The #Creators4BIPOC movement is helping the choreographers behind the likes of the ‘Savage’ and ‘Up’ dances get proper credit for their creations
Ten Black, Indigenous, and People of Colour (BIPOC) choreographers are fighting to get recognition for their dance creations. Among them are the originators of several viral TikTok dances, including for Megan Thee Stallion’s “Savage” and Cardi B’s “Up”.
Keara Wilson (creator of the “Savage” dance), Young Deji (“The Woah” dance), the Nae Nae Twins (“Savage Remix” dance), and Mya Johnson and Chris Cotter (“Up” dance) are being helped by the #Creators4BIPOC movement to secure the copyrights to their choreography.
The initiative is led by JaQuel Knight, who made history earlier this year by becoming the first choreographer to copyright his dance moves – for none other than Beyoncé’s “Single Ladies (Put A Ring On It)”. After launching Knight Choreography and Music Publishing Inc last year – a publisher that will help other artists copyright their dances – Knight has now partnered with Logitech to help the chosen BIPOC creators own and monetise their creations.

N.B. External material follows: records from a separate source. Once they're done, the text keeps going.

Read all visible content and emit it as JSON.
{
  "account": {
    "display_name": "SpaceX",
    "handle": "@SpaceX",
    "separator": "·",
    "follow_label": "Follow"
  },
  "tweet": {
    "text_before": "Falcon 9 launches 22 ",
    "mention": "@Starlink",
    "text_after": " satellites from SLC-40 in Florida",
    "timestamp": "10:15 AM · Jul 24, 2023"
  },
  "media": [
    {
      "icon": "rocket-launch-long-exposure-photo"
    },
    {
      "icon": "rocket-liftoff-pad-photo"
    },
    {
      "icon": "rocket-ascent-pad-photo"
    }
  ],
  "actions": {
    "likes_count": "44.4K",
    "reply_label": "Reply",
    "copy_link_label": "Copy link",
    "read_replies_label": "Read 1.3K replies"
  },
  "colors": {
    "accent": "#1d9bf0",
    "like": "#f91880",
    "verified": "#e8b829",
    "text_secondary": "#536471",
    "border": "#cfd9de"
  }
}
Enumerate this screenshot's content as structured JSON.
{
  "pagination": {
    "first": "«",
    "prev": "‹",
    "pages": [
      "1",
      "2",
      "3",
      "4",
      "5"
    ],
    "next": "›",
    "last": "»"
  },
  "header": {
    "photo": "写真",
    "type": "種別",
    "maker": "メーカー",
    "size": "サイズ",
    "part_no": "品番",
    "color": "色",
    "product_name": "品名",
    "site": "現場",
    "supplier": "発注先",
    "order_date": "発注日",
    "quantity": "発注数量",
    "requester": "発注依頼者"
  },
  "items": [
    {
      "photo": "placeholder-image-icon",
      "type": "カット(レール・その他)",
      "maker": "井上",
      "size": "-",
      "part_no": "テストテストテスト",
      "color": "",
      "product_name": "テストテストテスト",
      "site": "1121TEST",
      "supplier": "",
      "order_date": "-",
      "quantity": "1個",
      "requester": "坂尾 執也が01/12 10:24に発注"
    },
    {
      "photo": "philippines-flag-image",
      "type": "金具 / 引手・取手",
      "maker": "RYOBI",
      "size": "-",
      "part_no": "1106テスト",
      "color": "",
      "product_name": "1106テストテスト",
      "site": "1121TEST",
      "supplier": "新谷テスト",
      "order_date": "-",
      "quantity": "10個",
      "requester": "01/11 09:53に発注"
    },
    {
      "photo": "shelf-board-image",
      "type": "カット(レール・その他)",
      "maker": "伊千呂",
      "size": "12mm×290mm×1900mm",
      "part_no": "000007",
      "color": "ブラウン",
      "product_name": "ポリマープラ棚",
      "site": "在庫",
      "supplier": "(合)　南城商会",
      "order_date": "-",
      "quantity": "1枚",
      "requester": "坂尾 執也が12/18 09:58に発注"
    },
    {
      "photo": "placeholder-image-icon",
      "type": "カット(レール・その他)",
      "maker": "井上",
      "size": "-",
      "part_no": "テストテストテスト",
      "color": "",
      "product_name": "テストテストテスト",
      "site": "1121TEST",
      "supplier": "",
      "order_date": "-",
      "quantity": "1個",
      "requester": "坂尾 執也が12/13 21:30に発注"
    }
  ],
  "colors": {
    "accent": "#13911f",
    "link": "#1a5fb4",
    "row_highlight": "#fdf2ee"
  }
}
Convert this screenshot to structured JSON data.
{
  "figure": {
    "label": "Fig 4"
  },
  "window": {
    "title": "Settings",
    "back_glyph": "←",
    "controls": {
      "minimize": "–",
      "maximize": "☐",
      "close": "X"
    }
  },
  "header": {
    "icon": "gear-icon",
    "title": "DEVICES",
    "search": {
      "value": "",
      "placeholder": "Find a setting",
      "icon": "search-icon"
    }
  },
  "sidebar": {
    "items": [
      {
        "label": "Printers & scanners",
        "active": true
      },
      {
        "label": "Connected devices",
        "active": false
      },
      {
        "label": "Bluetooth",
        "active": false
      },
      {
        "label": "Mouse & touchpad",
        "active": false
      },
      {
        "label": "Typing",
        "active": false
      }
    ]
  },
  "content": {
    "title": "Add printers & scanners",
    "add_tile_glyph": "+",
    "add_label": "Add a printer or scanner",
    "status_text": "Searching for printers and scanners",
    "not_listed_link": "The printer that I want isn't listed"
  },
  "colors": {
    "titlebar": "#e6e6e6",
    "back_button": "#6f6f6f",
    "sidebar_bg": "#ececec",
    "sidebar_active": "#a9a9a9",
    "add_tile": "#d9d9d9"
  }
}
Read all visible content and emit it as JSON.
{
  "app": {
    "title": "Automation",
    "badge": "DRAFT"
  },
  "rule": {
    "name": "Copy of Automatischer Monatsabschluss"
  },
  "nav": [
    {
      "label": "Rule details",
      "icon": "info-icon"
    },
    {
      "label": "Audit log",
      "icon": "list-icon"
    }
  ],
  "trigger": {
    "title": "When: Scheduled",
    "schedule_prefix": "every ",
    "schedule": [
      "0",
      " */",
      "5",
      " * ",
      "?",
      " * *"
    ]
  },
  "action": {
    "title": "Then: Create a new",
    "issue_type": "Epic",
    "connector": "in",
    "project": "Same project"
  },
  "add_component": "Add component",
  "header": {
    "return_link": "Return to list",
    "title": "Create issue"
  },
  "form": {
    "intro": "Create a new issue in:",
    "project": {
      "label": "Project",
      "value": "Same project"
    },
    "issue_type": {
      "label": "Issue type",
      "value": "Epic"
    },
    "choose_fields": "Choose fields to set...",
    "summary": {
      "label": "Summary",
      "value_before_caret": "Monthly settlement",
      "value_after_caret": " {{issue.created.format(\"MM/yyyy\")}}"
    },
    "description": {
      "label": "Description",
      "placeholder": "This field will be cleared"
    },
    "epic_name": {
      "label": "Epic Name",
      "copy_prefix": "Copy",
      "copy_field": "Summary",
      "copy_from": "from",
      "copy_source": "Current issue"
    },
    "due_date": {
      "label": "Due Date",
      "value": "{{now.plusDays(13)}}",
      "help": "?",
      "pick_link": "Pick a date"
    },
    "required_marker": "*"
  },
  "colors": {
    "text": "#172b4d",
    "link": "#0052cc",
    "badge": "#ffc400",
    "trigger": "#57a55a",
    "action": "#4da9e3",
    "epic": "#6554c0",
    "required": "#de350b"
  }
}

The ten choreographers were presented with labanotations last week – a notation system for recording and analysing human movement that Variety reports is “the first step in helping the creators secure copyright to their choreography”.
“Copyrighting movement is about putting the power back in the artist’s hands,” Knight told the publication ahead of Wednesday’s (July 28) event. “It’s getting really serious. How much longer do we allow for the art of choreography and the art of dance to be taken advantage of?”
Meredith Rojas, Logitech’s global head of creator and entertainment marketing, added: “This is about putting the creator at the centre of everything we do.”
Black users who create viral TikTok dances are too often not credited for their work. This was most sharply exemplified by Addison Rae’s April appearance on The Tonight Show Starring Jimmy Fallon, when she taught a number of routines to Fallon without crediting the creators of the moves.
Speaking to PopSugar at the time, Mya Johnson (co-creator of “Up”) said of Rae’s appearance: “I was very surprised because it’s like, ‘Wow, I made a dance that’s made it all the way to TV’. I was happy and everything... (but) I felt like that should have been my time and Chris’ time because we created the dance.”
After being widely criticised for not asking the dances’ original Black choreographers to take part in the segment, Fallon invited some of them, including Johnson, Cotter, Wilson, and more, to break down and perform their moves in the following show. “On our last show, we did a bit with Addison Rae where she taught me eight viral TikTok dances,” Fallon said. “Now we recognise that the creators of those dances deserve to have their own spotlight.”
In June, Black TikTokers protested white users’ appropriation of their work by refusing to create dances to Megan Thee Stallion’s new song, “Thot Shit”. The boycott was part of the #BlackTikTokStrike, which saw a number of Black creators stop posting content in order to raise awareness of the work they contribute to the app and gain proper recognition for it.